In school, not so much pro-girl as pro-child. In business, not so much pro-woman as pro-worker.
Refusing to admit that the steps women were forced to take to shatter the glass ceiling might have strayed into a territory which creates a new ceiling detrimental to men, weakens us all. It will keep our interests divided.
I am as guilty of propagating the women-make-77-cents-to-men's-dollar statistic as any feminist. But while I still think it's a discrepancy we need to keep an eye on, I am willing to admit that the statistic is nuanced, possibly even outdated. This is one of the reasons I believe it is possible to make amends now, and that we should jump at the opportunity.
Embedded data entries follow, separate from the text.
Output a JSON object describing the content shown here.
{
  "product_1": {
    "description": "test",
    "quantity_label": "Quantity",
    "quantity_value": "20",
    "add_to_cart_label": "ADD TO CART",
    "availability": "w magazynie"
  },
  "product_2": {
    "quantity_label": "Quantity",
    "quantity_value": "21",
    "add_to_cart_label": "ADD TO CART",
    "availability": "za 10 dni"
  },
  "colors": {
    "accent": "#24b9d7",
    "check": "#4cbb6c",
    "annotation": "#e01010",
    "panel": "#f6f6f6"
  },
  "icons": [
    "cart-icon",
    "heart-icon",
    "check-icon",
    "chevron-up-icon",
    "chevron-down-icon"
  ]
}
What would the world look like if the question of gender no longer tipped any of the scales? What if business-related clubs and organizations were all opened to both genders? What if youth sports teams established their rosters based on talent, skill, and capability rather than gender? What if we all set out to raise our children to understand people are different individually, but that those differences do not inherently extend from gender? What if we acknowledged biology rather than the deeply ingrained social mores inflicted on us by our ancestors?
What if we stopped pitting segments of our population against one another in the barbaric interest of death-match/winner-takes-all competition, opting instead to work for the greatest of the greater goods?
This doesn't mean that women shouldn't beware anti-Feminist actions like the repeal of the Equal Pay Enforcement Act in Wisconsin by Governor Scott Walker or the bizarre influx (and popularity) in the media's portrayal of successful women as being desirous of sexual domination , as in the best-selling book Fifty Shades of Grey . There will always be a need to protect the interests of women; we've simply been at the mercy of perjoratives and prejudices as a group for too long. But we can defend ourselves without becoming the aggressors. We can admit that the needs of men should be protected, too.
Nemko's piece reminded me of this, though he failed to accurately diagnose the "needs" of the men suffering economic bias. There may indeed exist a bias against men in our current economy, but the answer is not to regress or retreat. The answer is to reconcile. The success of our nation depends upon this shift of viewpoint; not retracting the advances women have made, but to advance further and in a direction which includes a humankind consideration of pure human rights.